“You’ve got more allegations for wrongdoing than any other president in history has faced, which is a pretty good reason if you’re Trump to go after the press,” Abramsky said.

Journalism, to put it succinctly, is truth-telling that encompasses different perspectives. And when someone undermines that duty, something is lost. But more than that, journalism has been instrumental in informing, bridging understanding and rallying people together. It was a journalist, after all, who helped instigate the fall of Senator Joseph McCarthy in 1954, as Richard Murrow dedicated a televised report to bringing him down. He urged his audience: “We must not confuse dissent with disloyalty. We must remember always that accusation is not proof […] We will not walk in fear, one of another. We will not be driven by fear into an age of unreason …”

To a similar effect, Dresser said: “[Journalism is] important because it holds people in power accountable for their actions. It’s important to have journalists around to act as a watchdog to make sure that money is being spent as it should be and that people are not abusing their power.”

Even under Trump’s administration, he is hopeful for the future of the field, but stresses the need for “independent, legitimate journalism” in an age of modern media in which anybody can publish anything.

Abramsky has no qualms about the field being endangered, not as long as the media is “feisty.” He invokes himself when he said, “We don’t like being called ‘enemies of the people.’” He goes on to describe American culture as being fairly democratic and fairly committed to free speech. In this sense, he believes that the more the media is demonized, the more it actually does its job. He reckons that there has been a “dearth of good reporting” in the last 30 or 40 years. If anything he hopes that, in the face of this assault by Trump, the media bounces back.

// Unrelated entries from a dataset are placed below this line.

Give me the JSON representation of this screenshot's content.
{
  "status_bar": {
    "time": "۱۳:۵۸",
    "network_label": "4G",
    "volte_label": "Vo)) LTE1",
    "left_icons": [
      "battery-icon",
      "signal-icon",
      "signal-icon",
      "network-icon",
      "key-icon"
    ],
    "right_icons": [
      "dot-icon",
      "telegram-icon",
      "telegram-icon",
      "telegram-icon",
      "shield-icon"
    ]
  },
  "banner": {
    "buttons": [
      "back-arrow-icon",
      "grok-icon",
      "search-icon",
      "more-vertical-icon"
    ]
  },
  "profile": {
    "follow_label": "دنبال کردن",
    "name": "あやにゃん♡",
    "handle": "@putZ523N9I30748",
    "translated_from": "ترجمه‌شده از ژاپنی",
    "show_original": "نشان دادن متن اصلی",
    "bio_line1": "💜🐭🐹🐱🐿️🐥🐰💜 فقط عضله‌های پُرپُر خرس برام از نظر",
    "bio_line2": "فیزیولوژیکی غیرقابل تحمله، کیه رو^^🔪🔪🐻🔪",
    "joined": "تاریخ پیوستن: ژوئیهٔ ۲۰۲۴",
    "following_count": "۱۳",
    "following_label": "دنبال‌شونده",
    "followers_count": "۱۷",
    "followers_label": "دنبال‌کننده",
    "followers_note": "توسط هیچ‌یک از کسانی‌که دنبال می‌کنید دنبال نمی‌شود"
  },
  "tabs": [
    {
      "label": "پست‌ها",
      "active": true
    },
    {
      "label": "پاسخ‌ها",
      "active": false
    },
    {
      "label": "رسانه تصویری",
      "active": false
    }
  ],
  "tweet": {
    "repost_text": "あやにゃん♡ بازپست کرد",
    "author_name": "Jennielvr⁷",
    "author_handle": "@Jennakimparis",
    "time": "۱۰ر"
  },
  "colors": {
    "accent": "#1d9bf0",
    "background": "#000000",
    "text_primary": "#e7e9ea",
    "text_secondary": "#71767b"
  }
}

While Trump’s attempt to censor journalists can effectively remove them from the White House press room from time to time, they will not be silenced. If anything, they will continue to speak out and usher in a stronger, more consolidated journalistic period.
Written by: Jazmin Garcia — msjgarcia@ucdavis.edu